Artist: Katsushika Hokusai
Title: Sekiya Village on the Sumida River
Date: c. 1830 - 1834
Details: More information...

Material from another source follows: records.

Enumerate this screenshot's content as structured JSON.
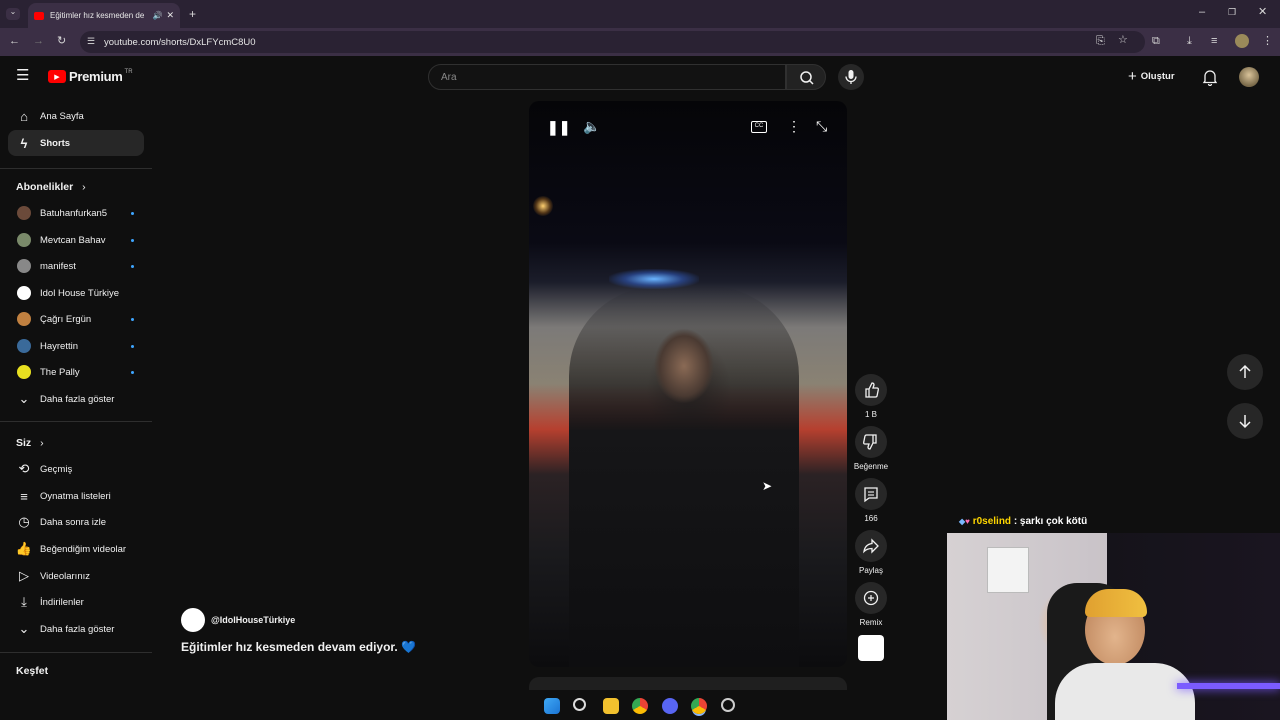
{
  "browser": {
    "tab_title": "Eğitimler hız kesmeden de",
    "url": "youtube.com/shorts/DxLFYcmC8U0"
  },
  "header": {
    "logo_text": "Premium",
    "logo_badge": "TR",
    "search_placeholder": "Ara",
    "create_label": "Oluştur"
  },
  "sidebar": {
    "main": [
      {
        "label": "Ana Sayfa",
        "icon": "home-icon"
      },
      {
        "label": "Shorts",
        "icon": "shorts-icon",
        "active": true
      }
    ],
    "subscriptions_title": "Abonelikler",
    "subscriptions": [
      {
        "label": "Batuhanfurkan5",
        "color": "#6b4a3a",
        "dot": true
      },
      {
        "label": "Mevtcan Bahav",
        "color": "#7a8a6a",
        "dot": true
      },
      {
        "label": "manifest",
        "color": "#888888",
        "dot": true
      },
      {
        "label": "Idol House Türkiye",
        "color": "#ffffff",
        "dot": false
      },
      {
        "label": "Çağrı Ergün",
        "color": "#c08040",
        "dot": true
      },
      {
        "label": "Hayrettin",
        "color": "#3a6a9a",
        "dot": true
      },
      {
        "label": "The Pally",
        "color": "#e8e020",
        "dot": true
      }
    ],
    "show_more_1": "Daha fazla göster",
    "you_title": "Siz",
    "you_items": [
      {
        "label": "Geçmiş",
        "icon": "history-icon"
      },
      {
        "label": "Oynatma listeleri",
        "icon": "playlist-icon"
      },
      {
        "label": "Daha sonra izle",
        "icon": "watch-later-icon"
      },
      {
        "label": "Beğendiğim videolar",
        "icon": "like-icon"
      },
      {
        "label": "Videolarınız",
        "icon": "your-videos-icon"
      },
      {
        "label": "İndirilenler",
        "icon": "download-icon"
      }
    ],
    "show_more_2": "Daha fazla göster",
    "explore_title": "Keşfet"
  },
  "short": {
    "channel": "@IdolHouseTürkiye",
    "caption": "Eğitimler hız kesmeden devam ediyor.",
    "caption_emoji": "💙",
    "likes": "1 B",
    "dislike_label": "Beğenme",
    "comments": "166",
    "share_label": "Paylaş",
    "remix_label": "Remix"
  },
  "stream_overlay": {
    "chat_user": "r0selind",
    "chat_message": ": şarkı çok kötü"
  },
  "colors": {
    "brand_red": "#ff0000",
    "background": "#0f0f0f",
    "browser_frame": "#3b2f45",
    "accent_blue": "#3ea6ff"
  }
}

The Sumida, a relatively short river, originates in the Kanto Mountains. The river changes names in the length of its course: first it is called the Nakatsu-gawa, then the Arakawa, the Sumidagawa, and at its lower reaches, the Ökawa or Asakusagawa. This major river flows north to south through the eastern half of Tokyo, connects a network of canals, and then empties into Tokyo Bay. Now as well as in the Edo period, the river was closely integrated into the life of the people; countless wholesale stores and warehouses were located along its banks. Sekiya was located to the north of the city of Edo proper, where the river was called the Arakawa. The village was famous for beautiful scenery. Hokusai, however, depicts a dynamic scene of three pony express riders galloping along the dike above a stretch of marshy land. Mount Fuji recedes in the distance between a gnarled pine growing from the side of the dike and a tree in full foliage on the right. The structure in front shelters a government signboard where official proclamations and changes of law were posted. During the Edo period, well-developed communication system employed runners (hikyaku) and pony riders (hayauma). Carrying mail, documents, and goods, these runners and horsemen transported them swiftly and on schedule. The official carriers were given so much priority and authority that no one could interfere with them. The riders in this print may well be government message carriers. Hokusai again draws on his studies of human and animal movements, convincingly depicting the horses and riders running at a furious pace. Again, the calm and immovable Fuji provides a contrast to the swift horses and riders and the sense of extreme urgency that they evoke. The key-block was printed in blue. (The Asian Art Museum of San Francisco, HOKUSAI AND HIROSHIGE – Great Japanese Prints from the James A. Michener Collection, Honolulu Academy of Arts: The Asian Art Museum of San Francisco, 1998 Page 86. Cat. 37) ********************** The Tokugawa shogunate maintained an effective communication system that utilized runners and horsemen (hayauma or “fast horses”) that allowed dispatches to be carried quickly across the country. The three riders shown here, their speed indicated by the horses’ postures as their hoofs fly off the ground and their manes and tails trail in the wind that also whips the riders’ clothes, are probably official messengers. The small wooden structure on left houses a signboard with government notices, reinforcing this identification. Mount Fuji stands immobile in contrast to the riders, framed by the gnarled pine that occupies the center of the print. “Hokusai’s Summit: Thirty-six Views of Mount Fuji” (09/24/2009-01/06/2010) ******************************